Wine, what would I do without you?

I’ve spent a lot of energy on HoseMaster of Wine™ the past five years mocking, parodying, flaying, insulting, and satirizing anyone and everyone that has much to do with wine. I feel some need to protect wine from all the buffoons, pretenders and wannabes that she has also seduced. And they are legion. It’s a foolish, Quixotean, pursuit, but it brings me an odd kind of satisfaction. Maybe all of us think our relationship to wine is the most intimate one she has, that we know her better than anyone else. So while we want everyone else to understand how remarkable she is, to honor wine and treasure wine, we also want it known that we understand her so much better than anyone else can imagine. It’s simple and foolish pride.

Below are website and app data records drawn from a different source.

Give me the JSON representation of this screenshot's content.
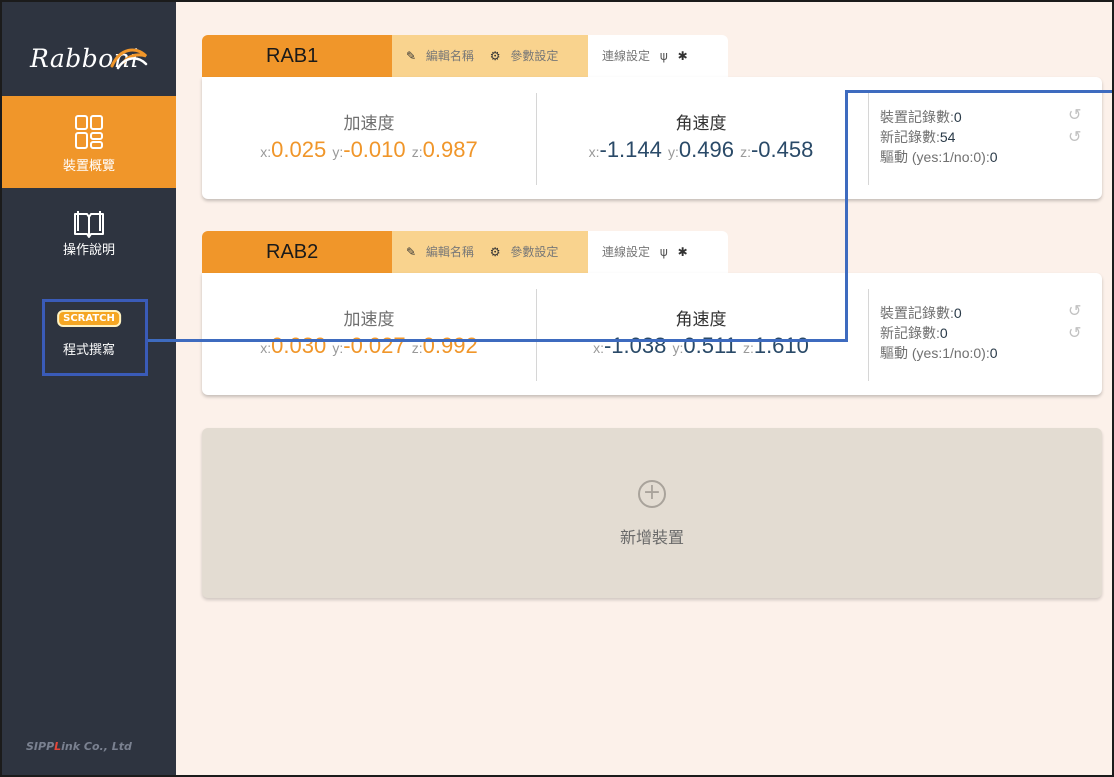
{
  "sidebar": {
    "logo_text": "Rabboni",
    "nav": [
      {
        "label": "裝置概覽",
        "icon": "grid-icon",
        "active": true
      },
      {
        "label": "操作說明",
        "icon": "book-icon",
        "active": false
      },
      {
        "label": "程式撰寫",
        "icon": "scratch-logo",
        "badge": "SCRATCH",
        "active": false
      }
    ],
    "footer": {
      "prefix": "SIPP",
      "accent": "L",
      "suffix": "ink Co., Ltd"
    }
  },
  "devices": [
    {
      "name": "RAB1",
      "actions": {
        "edit_icon": "✎",
        "edit_label": "編輯名稱",
        "settings_icon": "⚙",
        "settings_label": "參數設定"
      },
      "connection": {
        "label": "連線設定",
        "usb_icon": "ψ",
        "bluetooth_icon": "✱"
      },
      "accel": {
        "title": "加速度",
        "x_label": "x:",
        "x": "0.025",
        "y_label": "y:",
        "y": "-0.010",
        "z_label": "z:",
        "z": "0.987"
      },
      "gyro": {
        "title": "角速度",
        "x_label": "x:",
        "x": "-1.144",
        "y_label": "y:",
        "y": "0.496",
        "z_label": "z:",
        "z": "-0.458"
      },
      "stats": {
        "device_records_label": "裝置記錄數:",
        "device_records": "0",
        "new_records_label": "新記錄數:",
        "new_records": "54",
        "driver_label": "驅動 (yes:1/no:0):",
        "driver": "0"
      },
      "reset_icon": "↺"
    },
    {
      "name": "RAB2",
      "actions": {
        "edit_icon": "✎",
        "edit_label": "編輯名稱",
        "settings_icon": "⚙",
        "settings_label": "參數設定"
      },
      "connection": {
        "label": "連線設定",
        "usb_icon": "ψ",
        "bluetooth_icon": "✱"
      },
      "accel": {
        "title": "加速度",
        "x_label": "x:",
        "x": "0.030",
        "y_label": "y:",
        "y": "-0.027",
        "z_label": "z:",
        "z": "0.992"
      },
      "gyro": {
        "title": "角速度",
        "x_label": "x:",
        "x": "-1.038",
        "y_label": "y:",
        "y": "0.511",
        "z_label": "z:",
        "z": "1.610"
      },
      "stats": {
        "device_records_label": "裝置記錄數:",
        "device_records": "0",
        "new_records_label": "新記錄數:",
        "new_records": "0",
        "driver_label": "驅動 (yes:1/no:0):",
        "driver": "0"
      },
      "reset_icon": "↺"
    }
  ],
  "add_device": {
    "icon": "+",
    "label": "新增裝置"
  },
  "colors": {
    "sidebar_bg": "#2e3440",
    "accent": "#f0962a",
    "actions_bg": "#f9d38e",
    "main_bg": "#fcf1ea",
    "gyro_value": "#2a4a68",
    "annotation": "#3e6bbf"
  }
}
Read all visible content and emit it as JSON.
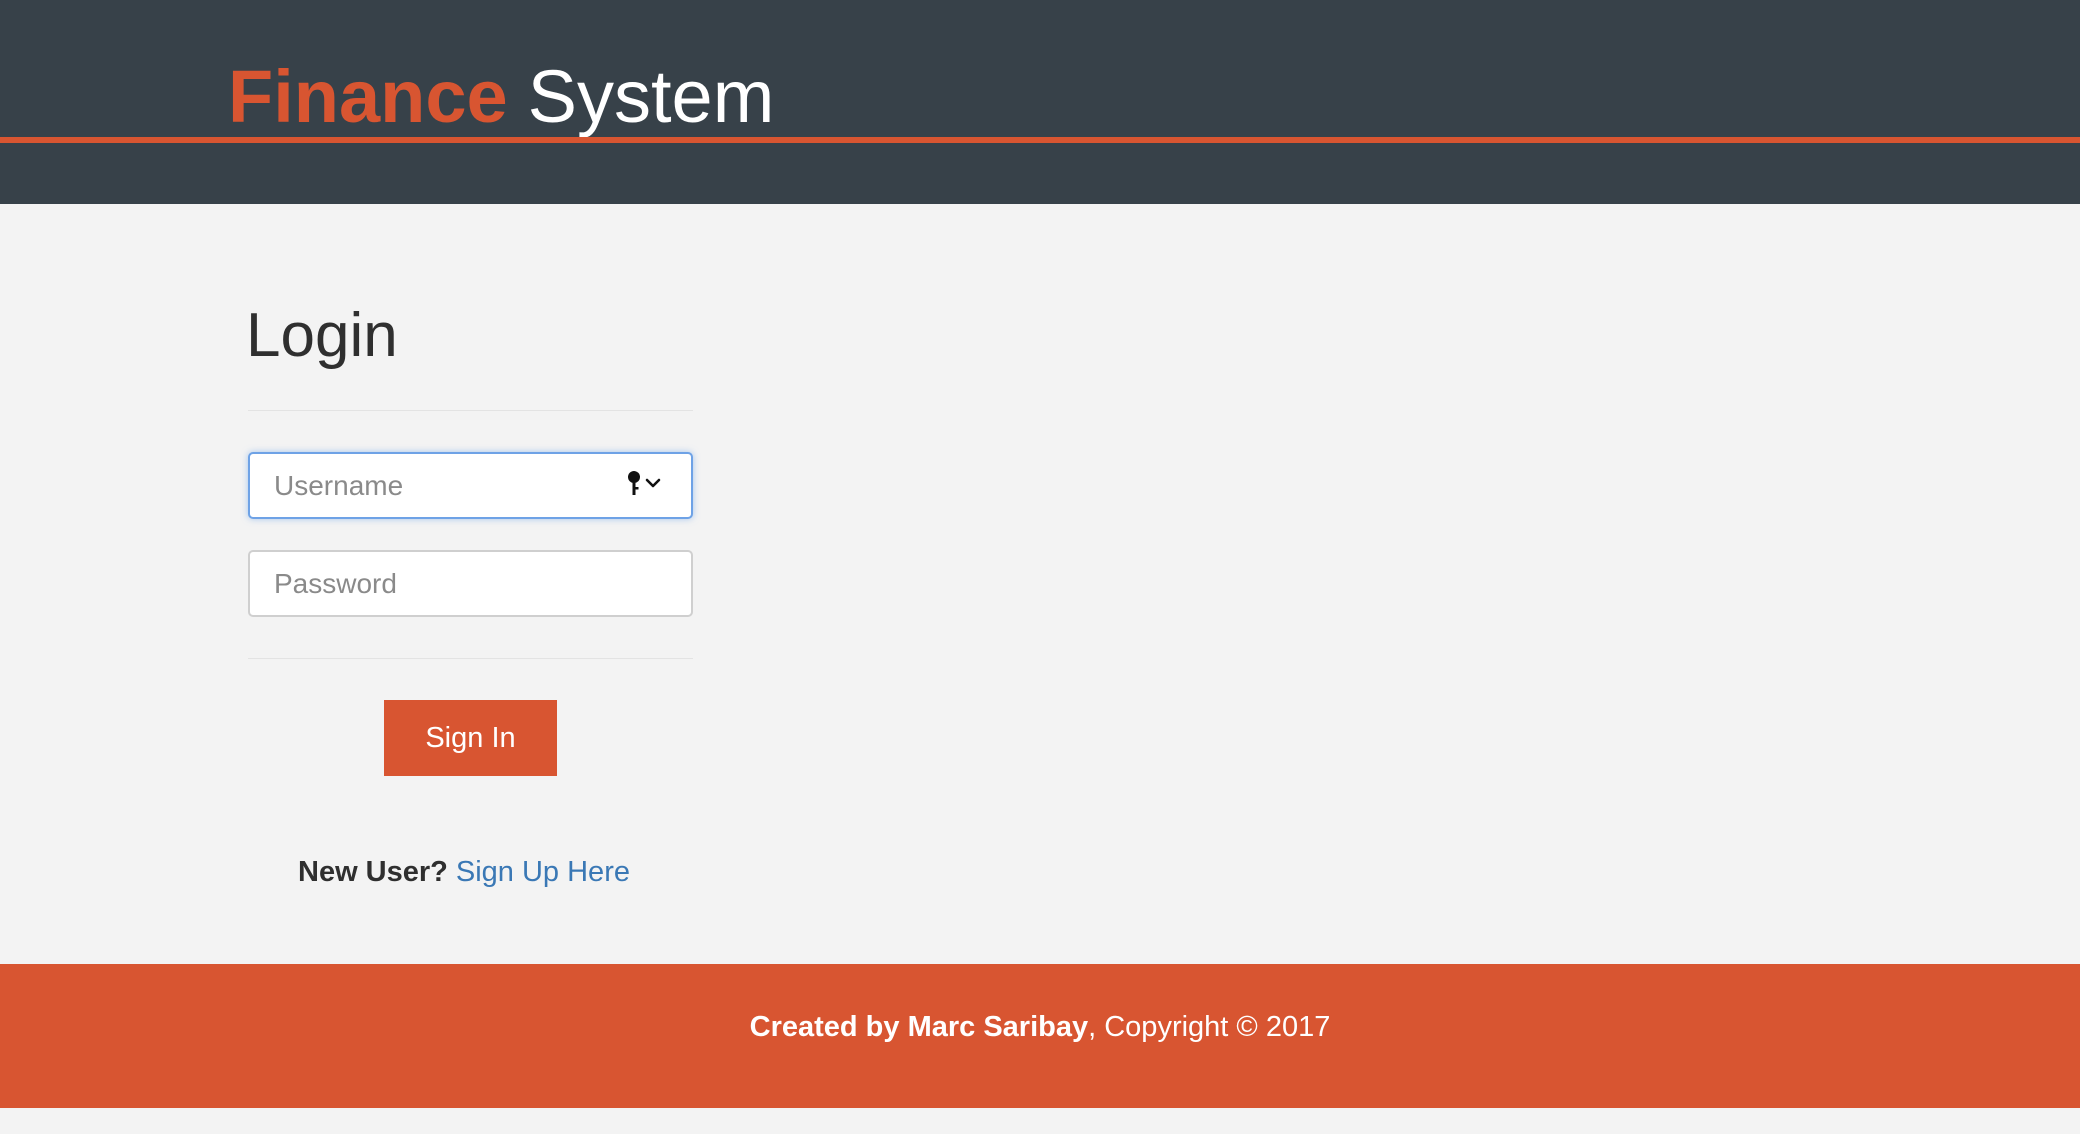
{
  "header": {
    "brand_accent": "Finance",
    "brand_rest": "System"
  },
  "login": {
    "title": "Login",
    "username_placeholder": "Username",
    "password_placeholder": "Password",
    "submit_label": "Sign In",
    "key_icon": "key-icon",
    "dropdown_icon": "chevron-down-icon"
  },
  "signup": {
    "prompt": "New User?",
    "link_label": "Sign Up Here"
  },
  "footer": {
    "credit": "Created by Marc Saribay",
    "copyright": ", Copyright © 2017"
  },
  "colors": {
    "header_bg": "#374149",
    "accent": "#d85531",
    "page_bg": "#f3f3f3",
    "link": "#3a78b5",
    "focus_border": "#6ea2e6"
  }
}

Birthdays seem more precious to me now, though less cause for celebration. Wine has given me an interesting and wonderful life. And I am deeply grateful. I’m also grateful for all the kindness and generosity and love I’ve received from so many of the people who read HoseMaster of Wine™. Thank you for allowing me this silly little reminiscence today. I know you come here to laugh, or to be angry, or outraged, but it’s my birthday, I get to do what I want.

I’m sure I’ll drink something old and rare tonight in the company of my brilliant and beautiful wife and a dear friend. I’ll think about all the people I’ve loved who wine brought into my life, some who wouldn't live to see 62. I’ll wonder how many more birthdays I’ll see, like people who seek answers and reassurance for how long they should keep a bottle of wine, “How long do you think it will age?”

“No one knows,” is the answer.

Monday, October 6, 2014

Anosmia Dogs, and Other Failed MW Dissertations


One of the requirements for becoming a Master of Wine is an original and rigorous research paper of between 6000 and 10,000 words. The words must be placed in sentences, or it doesn’t count. There is no similar requirement for becoming a Master Sommelier, though they are asked to write an original limerick—said to be the hardest part of the exam, after the colonoscopy. As far as I know, the great unwashed public isn’t privy to the dissertations produced by MW’s. However, as Commander of Wine, I have uncovered several dissertations that didn’t pass muster. As brilliant as some of these papers are, they were not good enough to gain their authors acceptance into fine wine’s version of contestants on “The Bachelorette,” the Masters of Wine.

Oh, these are some damned fine dissertations, written by the greatest minds in the wine business--Master of Wine candidates! We're all overflowing with admiration for them, aren't we? To read their brilliance, you'll have to leap over to Tim Atkin's amazing site and read them there. Don't forget to leave your usual brilliant common tater remarks there, and pay tribute to the 300 men and women who bear the responsibility and terrible burden of being Masters of Wine!

Tim Atkin, MW